This is another example of how many choices this game gives you – three voice acting tracks, an adjustable encounter rate, three difficulty levels, and the ability to turn trace outlines on and off are all given to the player. You can change any of these things at any point in your adventure, and that amount of customization is absolutely fantastic, and might ease the sting that the lack of character customization might cause in the hearts of those who haven’t spent much time with older RPGs.
There’s almost too much to do in Return to PopoloCrois. There’s a ticker that comes down from the top of the upper screen once in a while that lets you know what’s going on in other areas of the game, and it reminds you of how much is happening at once. You might be doing a side quest for a resident of Zuzul Village when you get a slew of notifications – one or more of your farms has produce to pick! Your Sumoos are ready to be milked! One of your friends misses you! Your plants are thirsty! And the list goes on. It would be overwhelming if it weren’t for the game’s forgiving nature – you’re free to do things at your own pace without being afraid of harming your farm, which is one of the major things that sets Return to PopoloCrois apart from Rune Factory and Story of Seasons.

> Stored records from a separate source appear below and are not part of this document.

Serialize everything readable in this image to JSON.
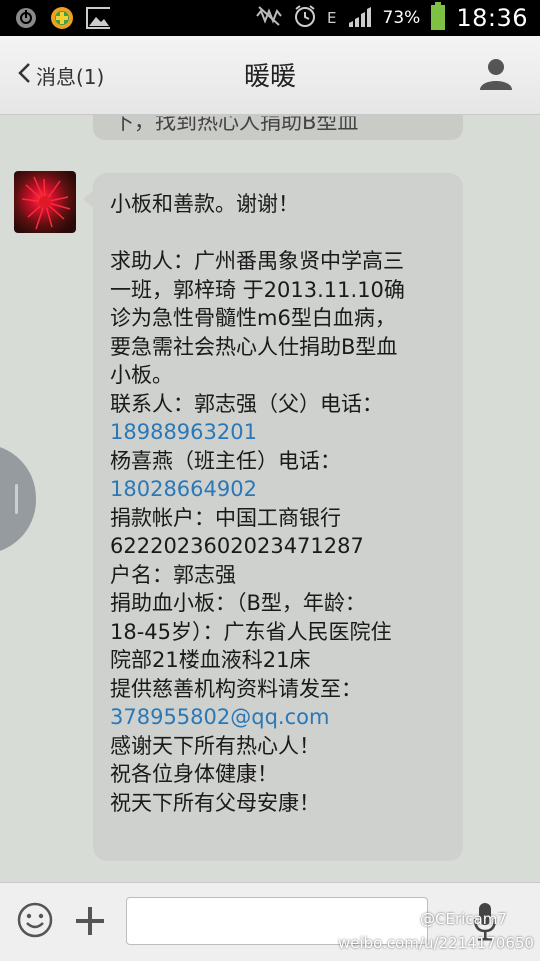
{
  "status_bar": {
    "battery_percent": "73%",
    "time": "18:36",
    "network_letter": "E",
    "icons": [
      "wechat-notify-icon",
      "plus-notify-icon",
      "image-notify-icon",
      "mute-icon",
      "alarm-icon",
      "signal-icon",
      "battery-icon"
    ]
  },
  "header": {
    "back_label": "消息(1)",
    "title": "暖暖"
  },
  "chat": {
    "previous_message_tail": "下，找到热心人捐助B型血",
    "message_lines": [
      "小板和善款。谢谢！",
      "",
      "求助人：广州番禺象贤中学高三",
      "一班，郭梓琦 于2013.11.10确",
      "诊为急性骨髓性m6型白血病，",
      "要急需社会热心人仕捐助B型血",
      "小板。",
      "联系人：郭志强（父）电话：",
      "18988963201",
      "杨喜燕（班主任）电话：",
      "18028664902",
      "捐款帐户：中国工商银行",
      "6222023602023471287",
      "户名：郭志强",
      "捐助血小板：（B型，年龄：",
      "18-45岁）：广东省人民医院住",
      "院部21楼血液科21床",
      "提供慈善机构资料请发至：",
      "378955802@qq.com",
      "感谢天下所有热心人！",
      "祝各位身体健康！",
      "祝天下所有父母安康！"
    ],
    "phone_1": "18988963201",
    "phone_2": "18028664902",
    "email_user": "378955802",
    "email_domain": "@qq.com"
  },
  "watermark": {
    "handle": "@CEricam7",
    "url": "weibo.com/u/2214170650"
  },
  "colors": {
    "link": "#2a78b8",
    "bubble": "#cfd1ce",
    "background": "#d8dcd7"
  }
}
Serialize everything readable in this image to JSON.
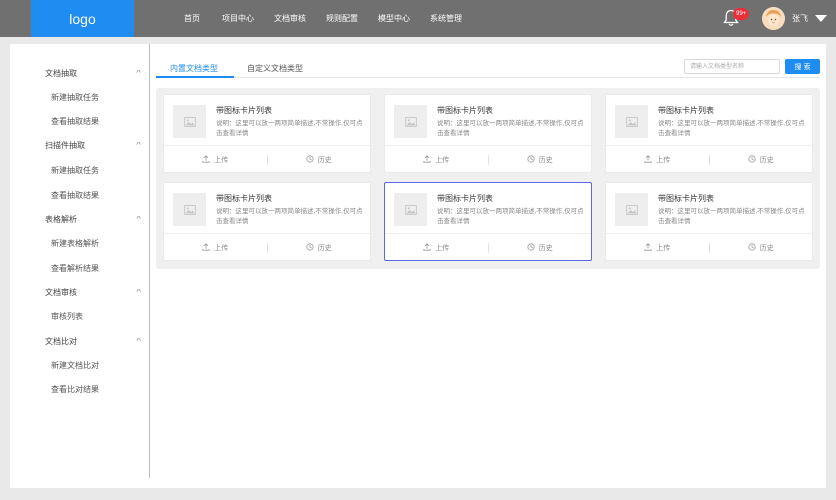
{
  "header": {
    "logo": "logo",
    "nav": [
      "首页",
      "项目中心",
      "文档审核",
      "规则配置",
      "模型中心",
      "系统管理"
    ],
    "badge": "99+",
    "username": "张飞",
    "bell_icon": "bell-icon",
    "accent": "#1e8cf0"
  },
  "sidebar": {
    "groups": [
      {
        "label": "文档抽取",
        "items": [
          "新建抽取任务",
          "查看抽取结果"
        ]
      },
      {
        "label": "扫描件抽取",
        "items": [
          "新建抽取任务",
          "查看抽取结果"
        ]
      },
      {
        "label": "表格解析",
        "items": [
          "新建表格解析",
          "查看解析结果"
        ]
      },
      {
        "label": "文档审核",
        "items": [
          "审核列表"
        ]
      },
      {
        "label": "文档比对",
        "items": [
          "新建文档比对",
          "查看比对结果"
        ]
      }
    ],
    "chevron": "^"
  },
  "tabs": [
    "内置文档类型",
    "自定义文档类型"
  ],
  "search": {
    "placeholder": "请输入文档类型名称",
    "button": "搜 索"
  },
  "cards": [
    {
      "title": "带图标卡片列表",
      "desc": "说明：这里可以放一两项简单描述,不常操作,仅可点击查看详情",
      "upload": "上传",
      "history": "历史",
      "selected": false
    },
    {
      "title": "带图标卡片列表",
      "desc": "说明：这里可以放一两项简单描述,不常操作,仅可点击查看详情",
      "upload": "上传",
      "history": "历史",
      "selected": false
    },
    {
      "title": "带图标卡片列表",
      "desc": "说明：这里可以放一两项简单描述,不常操作,仅可点击查看详情",
      "upload": "上传",
      "history": "历史",
      "selected": false
    },
    {
      "title": "带图标卡片列表",
      "desc": "说明：这里可以放一两项简单描述,不常操作,仅可点击查看详情",
      "upload": "上传",
      "history": "历史",
      "selected": false
    },
    {
      "title": "带图标卡片列表",
      "desc": "说明：这里可以放一两项简单描述,不常操作,仅可点击查看详情",
      "upload": "上传",
      "history": "历史",
      "selected": true
    },
    {
      "title": "带图标卡片列表",
      "desc": "说明：这里可以放一两项简单描述,不常操作,仅可点击查看详情",
      "upload": "上传",
      "history": "历史",
      "selected": false
    }
  ]
}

Once you finish the main story, you’re still going to have things to do. Whether you do them or not is up to you, but I found it impossible not to dive right back into the game. I wanted to keep farming, collecting, and helping the people of Galariland. Though I’ve written my review and I have other games to be playing, I keep coming back to Return to PopoloCrois because I just enjoy being in its world. I see myself coming back to this game quite often throughout the foreseeable future.
Return to PopoloCrois isn’t groundbreaking. It doesn’t bring a lot of new elements to the JRPG and farming sim genres. Instead, it uses mechanics that we already know and love from the games that made us love these genres in the first place (Final Fantasy Tactics and the original Harvest Moon come to mind). The JRPG elements aren’t as strong as they are in Rune Factory, and the farming isn’t as complicated as it is in Story of Seasons – instead, Return to PopoloCrois breaks things down to their most simple (and most enjoyable) forms. It might be a more easy-going experience than you’re used to, but I give it an extremely high recommendation – Return to PopoloCrois belongs in your 3DS library.
Review copy provided by XSEED Games